• YOUR GOAL: Wherever the string "LemanHarun" shows up in the records below, return that line.

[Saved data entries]
++++++++++
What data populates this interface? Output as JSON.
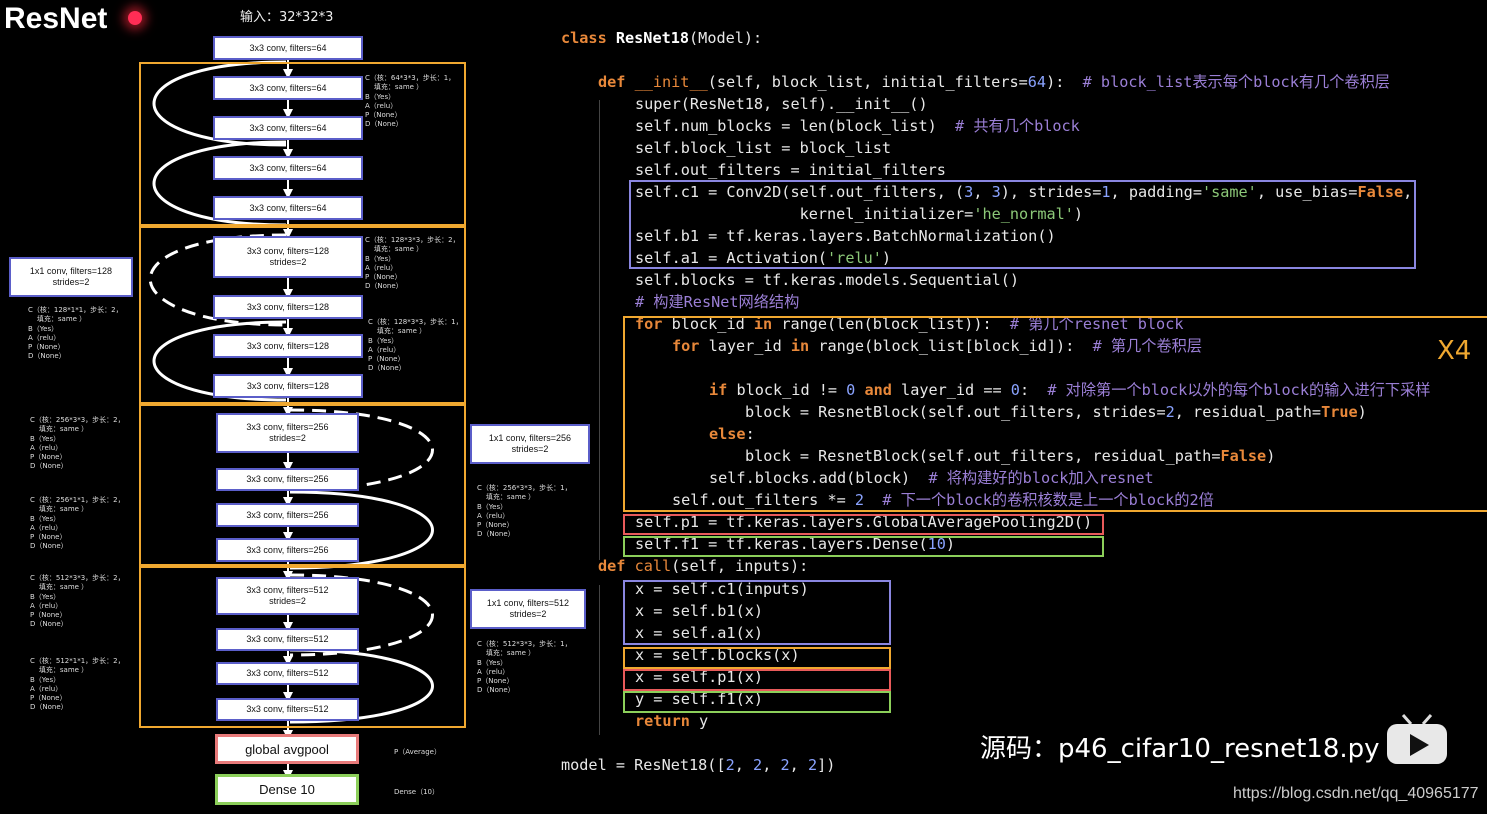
{
  "header": {
    "title": "ResNet",
    "input": "输入：32*32*3"
  },
  "diagram": {
    "stem": "3x3 conv, filters=64",
    "stage1": [
      "3x3 conv, filters=64",
      "3x3 conv, filters=64",
      "3x3 conv, filters=64",
      "3x3 conv, filters=64"
    ],
    "stage2": [
      "3x3 conv, filters=128\nstrides=2",
      "3x3 conv, filters=128",
      "3x3 conv, filters=128",
      "3x3 conv, filters=128"
    ],
    "stage3": [
      "3x3 conv, filters=256\nstrides=2",
      "3x3 conv, filters=256",
      "3x3 conv, filters=256",
      "3x3 conv, filters=256"
    ],
    "stage4": [
      "3x3 conv, filters=512\nstrides=2",
      "3x3 conv, filters=512",
      "3x3 conv, filters=512",
      "3x3 conv, filters=512"
    ],
    "shortcut128": "1x1 conv, filters=128\nstrides=2",
    "shortcut256": "1x1 conv, filters=256\nstrides=2",
    "shortcut512": "1x1 conv, filters=512\nstrides=2",
    "pool": "global avgpool",
    "dense": "Dense 10",
    "notes": {
      "s1": "C（核：64*3*3，步长：1，\n    填充：same ）\nB（Yes）\nA（relu）\nP（None）\nD（None）",
      "s2a": "C（核：128*3*3，步长：2，\n    填充：same ）\nB（Yes）\nA（relu）\nP（None）\nD（None）",
      "s2b": "C（核：128*3*3，步长：1，\n    填充：same ）\nB（Yes）\nA（relu）\nP（None）\nD（None）",
      "sc128": "C（核：128*1*1，步长：2，\n    填充：same ）\nB（Yes）\nA（relu）\nP（None）\nD（None）",
      "s3a": "C（核：256*3*3，步长：2，\n    填充：same ）\nB（Yes）\nA（relu）\nP（None）\nD（None）",
      "s3b": "C（核：256*1*1，步长：2，\n    填充：same ）\nB（Yes）\nA（relu）\nP（None）\nD（None）",
      "sc256": "C（核：256*3*3，步长：1，\n    填充：same ）\nB（Yes）\nA（relu）\nP（None）\nD（None）",
      "s4a": "C（核：512*3*3，步长：2，\n    填充：same ）\nB（Yes）\nA（relu）\nP（None）\nD（None）",
      "s4b": "C（核：512*1*1，步长：2，\n    填充：same ）\nB（Yes）\nA（relu）\nP（None）\nD（None）",
      "sc512": "C（核：512*3*3，步长：1，\n    填充：same ）\nB（Yes）\nA（relu）\nP（None）\nD（None）",
      "pool": "P（Average）",
      "dense": "Dense（10）"
    }
  },
  "code": {
    "lines": [
      [
        [
          "kw",
          "class "
        ],
        [
          "cls",
          "ResNet18"
        ],
        [
          "",
          "(Model):"
        ]
      ],
      [],
      [
        [
          "kw",
          "def "
        ],
        [
          "kw2",
          "__init__"
        ],
        [
          "",
          "(self, block_list, initial_filters="
        ],
        [
          "num",
          "64"
        ],
        [
          "",
          "):  "
        ],
        [
          "cmt",
          "# block_list表示每个block有几个卷积层"
        ]
      ],
      [
        [
          "",
          "super(ResNet18, self).__init__()"
        ]
      ],
      [
        [
          "",
          "self.num_blocks = len(block_list)  "
        ],
        [
          "cmt",
          "# 共有几个block"
        ]
      ],
      [
        [
          "",
          "self.block_list = block_list"
        ]
      ],
      [
        [
          "",
          "self.out_filters = initial_filters"
        ]
      ],
      [
        [
          "",
          "self.c1 = Conv2D(self.out_filters, ("
        ],
        [
          "num",
          "3"
        ],
        [
          "",
          ", "
        ],
        [
          "num",
          "3"
        ],
        [
          "",
          "), strides="
        ],
        [
          "num",
          "1"
        ],
        [
          "",
          ", padding="
        ],
        [
          "str",
          "'same'"
        ],
        [
          "",
          ", use_bias="
        ],
        [
          "kw",
          "False"
        ],
        [
          "",
          ","
        ]
      ],
      [
        [
          "",
          "                  kernel_initializer="
        ],
        [
          "str",
          "'he_normal'"
        ],
        [
          "",
          ")"
        ]
      ],
      [
        [
          "",
          "self.b1 = tf.keras.layers.BatchNormalization()"
        ]
      ],
      [
        [
          "",
          "self.a1 = Activation("
        ],
        [
          "str",
          "'relu'"
        ],
        [
          "",
          ")"
        ]
      ],
      [
        [
          "",
          "self.blocks = tf.keras.models.Sequential()"
        ]
      ],
      [
        [
          "cmt",
          "# 构建ResNet网络结构"
        ]
      ],
      [
        [
          "kw",
          "for "
        ],
        [
          "",
          "block_id "
        ],
        [
          "kw",
          "in "
        ],
        [
          "",
          "range(len(block_list)):  "
        ],
        [
          "cmt",
          "# 第几个resnet block"
        ]
      ],
      [
        [
          "kw",
          "for "
        ],
        [
          "",
          "layer_id "
        ],
        [
          "kw",
          "in "
        ],
        [
          "",
          "range(block_list[block_id]):  "
        ],
        [
          "cmt",
          "# 第几个卷积层"
        ]
      ],
      [],
      [
        [
          "kw",
          "if "
        ],
        [
          "",
          "block_id != "
        ],
        [
          "num",
          "0"
        ],
        [
          "",
          ""
        ],
        [
          "kw",
          " and "
        ],
        [
          "",
          "layer_id == "
        ],
        [
          "num",
          "0"
        ],
        [
          "",
          ":  "
        ],
        [
          "cmt",
          "# 对除第一个block以外的每个block的输入进行下采样"
        ]
      ],
      [
        [
          "",
          "block = ResnetBlock(self.out_filters, strides="
        ],
        [
          "num",
          "2"
        ],
        [
          "",
          ", residual_path="
        ],
        [
          "kw",
          "True"
        ],
        [
          "",
          ")"
        ]
      ],
      [
        [
          "kw",
          "else"
        ],
        [
          "",
          ":"
        ]
      ],
      [
        [
          "",
          "block = ResnetBlock(self.out_filters, residual_path="
        ],
        [
          "kw",
          "False"
        ],
        [
          "",
          ")"
        ]
      ],
      [
        [
          "",
          "self.blocks.add(block)  "
        ],
        [
          "cmt",
          "# 将构建好的block加入resnet"
        ]
      ],
      [
        [
          "",
          "self.out_filters *= "
        ],
        [
          "num",
          "2"
        ],
        [
          "",
          "  "
        ],
        [
          "cmt",
          "# 下一个block的卷积核数是上一个block的2倍"
        ]
      ],
      [
        [
          "",
          "self.p1 = tf.keras.layers.GlobalAveragePooling2D()"
        ]
      ],
      [
        [
          "",
          "self.f1 = tf.keras.layers.Dense("
        ],
        [
          "num",
          "10"
        ],
        [
          "",
          ")"
        ]
      ],
      [
        [
          "kw",
          "def "
        ],
        [
          "kw2",
          "call"
        ],
        [
          "",
          "(self, inputs):"
        ]
      ],
      [
        [
          "",
          "x = self.c1(inputs)"
        ]
      ],
      [
        [
          "",
          "x = self.b1(x)"
        ]
      ],
      [
        [
          "",
          "x = self.a1(x)"
        ]
      ],
      [
        [
          "",
          "x = self.blocks(x)"
        ]
      ],
      [
        [
          "",
          "x = self.p1(x)"
        ]
      ],
      [
        [
          "",
          "y = self.f1(x)"
        ]
      ],
      [
        [
          "kw",
          "return "
        ],
        [
          "",
          "y"
        ]
      ],
      [],
      [
        [
          "",
          "model = ResNet18(["
        ],
        [
          "num",
          "2"
        ],
        [
          "",
          ", "
        ],
        [
          "num",
          "2"
        ],
        [
          "",
          ", "
        ],
        [
          "num",
          "2"
        ],
        [
          "",
          ", "
        ],
        [
          "num",
          "2"
        ],
        [
          "",
          "])"
        ]
      ]
    ],
    "x4": "X4"
  },
  "footer": {
    "source": "源码：p46_cifar10_resnet18.py",
    "url": "https://blog.csdn.net/qq_40965177"
  },
  "colors": {
    "stage": "#f0a830",
    "blue": "#5b5ec9",
    "red": "#e85a5a",
    "green": "#8ccf5a",
    "keyword": "#e8883a",
    "comment": "#9b7fd6"
  }
}
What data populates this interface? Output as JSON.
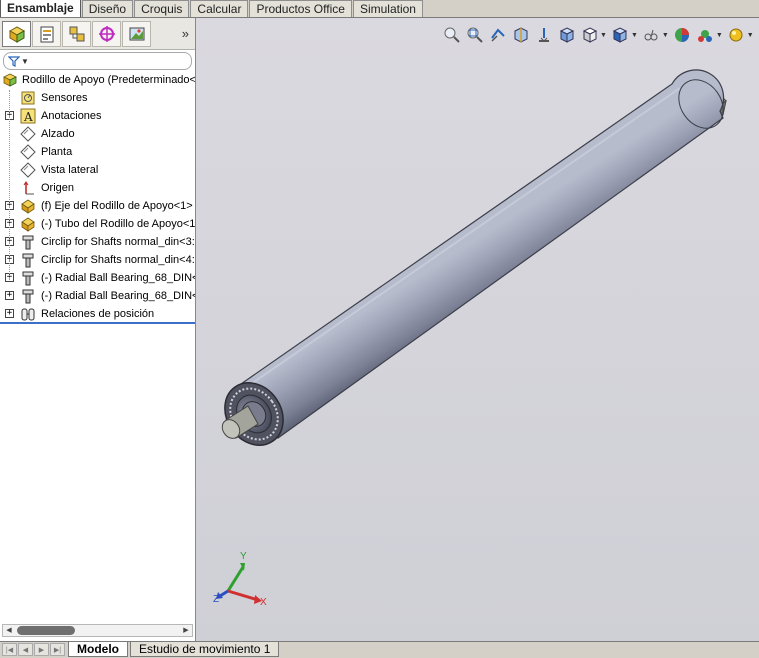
{
  "command_tabs": [
    "Ensamblaje",
    "Diseño",
    "Croquis",
    "Calcular",
    "Productos Office",
    "Simulation"
  ],
  "panel_tabs": [
    "feature-manager",
    "property-manager",
    "configuration-manager",
    "dimxpert-manager",
    "display-manager"
  ],
  "tree": {
    "root": "Rodillo de Apoyo  (Predeterminado<",
    "items": [
      {
        "label": "Sensores",
        "icon": "sensor-icon",
        "expandable": false
      },
      {
        "label": "Anotaciones",
        "icon": "annotation-icon",
        "expandable": true
      },
      {
        "label": "Alzado",
        "icon": "plane-icon",
        "expandable": false
      },
      {
        "label": "Planta",
        "icon": "plane-icon",
        "expandable": false
      },
      {
        "label": "Vista lateral",
        "icon": "plane-icon",
        "expandable": false
      },
      {
        "label": "Origen",
        "icon": "origin-icon",
        "expandable": false
      },
      {
        "label": "(f) Eje del Rodillo de Apoyo<1>",
        "icon": "part-icon",
        "expandable": true
      },
      {
        "label": "(-) Tubo del Rodillo de Apoyo<1",
        "icon": "part-icon",
        "expandable": true
      },
      {
        "label": "Circlip for Shafts normal_din<3:",
        "icon": "toolbox-part-icon",
        "expandable": true
      },
      {
        "label": "Circlip for Shafts normal_din<4:",
        "icon": "toolbox-part-icon",
        "expandable": true
      },
      {
        "label": "(-) Radial Ball Bearing_68_DIN<",
        "icon": "toolbox-part-icon",
        "expandable": true
      },
      {
        "label": "(-) Radial Ball Bearing_68_DIN<",
        "icon": "toolbox-part-icon",
        "expandable": true
      },
      {
        "label": "Relaciones de posición",
        "icon": "mates-icon",
        "expandable": true
      }
    ]
  },
  "triad": {
    "x": "X",
    "y": "Y",
    "z": "Z"
  },
  "bottom_tabs": [
    "Modelo",
    "Estudio de movimiento 1"
  ],
  "colors": {
    "rollback_bar": "#3c6fc7",
    "viewport_bg": "#d6d6dc",
    "roller": "#8d91a6"
  }
}
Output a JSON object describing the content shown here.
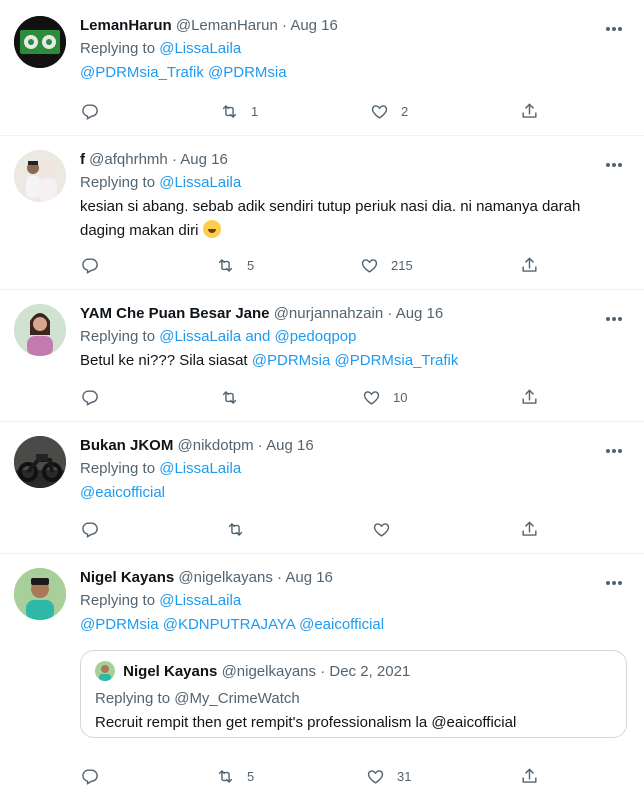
{
  "tweets": [
    {
      "name": "LemanHarun",
      "handle": "@LemanHarun",
      "date": "Aug 16",
      "replying_prefix": "Replying to ",
      "replying_to": "@LissaLaila",
      "mentions": "@PDRMsia_Trafik @PDRMsia",
      "text": "",
      "retweets": "1",
      "likes": "2"
    },
    {
      "name": "f",
      "handle": "@afqhrhmh",
      "date": "Aug 16",
      "replying_prefix": "Replying to ",
      "replying_to": "@LissaLaila",
      "text_line1": "kesian si abang. sebab adik sendiri tutup periuk nasi dia. ni namanya darah",
      "text_line2": "daging makan diri",
      "emoji": "shushing-face",
      "retweets": "5",
      "likes": "215"
    },
    {
      "name": "YAM Che Puan Besar Jane",
      "handle": "@nurjannahzain",
      "date": "Aug 16",
      "replying_prefix": "Replying to ",
      "replying_to": "@LissaLaila and @pedoqpop",
      "text": "Betul ke ni??? Sila siasat ",
      "text_mentions": "@PDRMsia @PDRMsia_Trafik",
      "retweets": "",
      "likes": "10"
    },
    {
      "name": "Bukan JKOM",
      "handle": "@nikdotpm",
      "date": "Aug 16",
      "replying_prefix": "Replying to ",
      "replying_to": "@LissaLaila",
      "mentions": "@eaicofficial",
      "retweets": "",
      "likes": ""
    },
    {
      "name": "Nigel Kayans",
      "handle": "@nigelkayans",
      "date": "Aug 16",
      "replying_prefix": "Replying to ",
      "replying_to": "@LissaLaila",
      "mentions": "@PDRMsia @KDNPUTRAJAYA @eaicofficial",
      "quote": {
        "name": "Nigel Kayans",
        "handle": "@nigelkayans",
        "date": "Dec 2, 2021",
        "replying": "Replying to @My_CrimeWatch",
        "text": "Recruit rempit then get rempit's professionalism la @eaicofficial"
      },
      "retweets": "5",
      "likes": "31"
    }
  ],
  "separator": "·",
  "colors": {
    "accent": "#1d9bf0",
    "secondary_text": "#536471",
    "divider": "#eff3f4"
  },
  "icons": [
    "reply-icon",
    "retweet-icon",
    "like-icon",
    "share-icon",
    "more-icon"
  ]
}
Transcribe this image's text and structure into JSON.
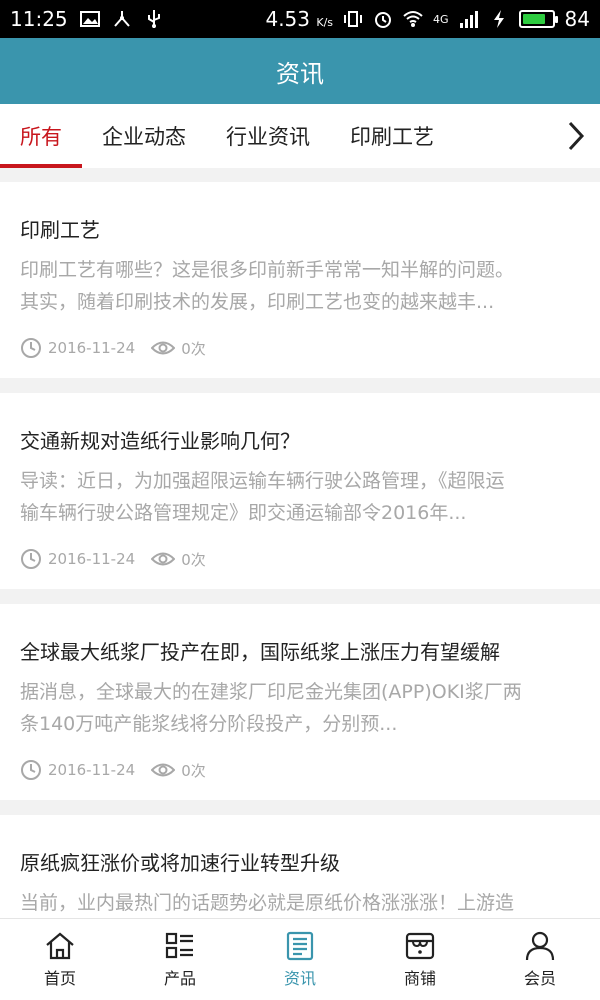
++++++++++
• RESULT OF THIS TASK:
      "name": "LemanHarun",
      "handle": "@LemanHarun",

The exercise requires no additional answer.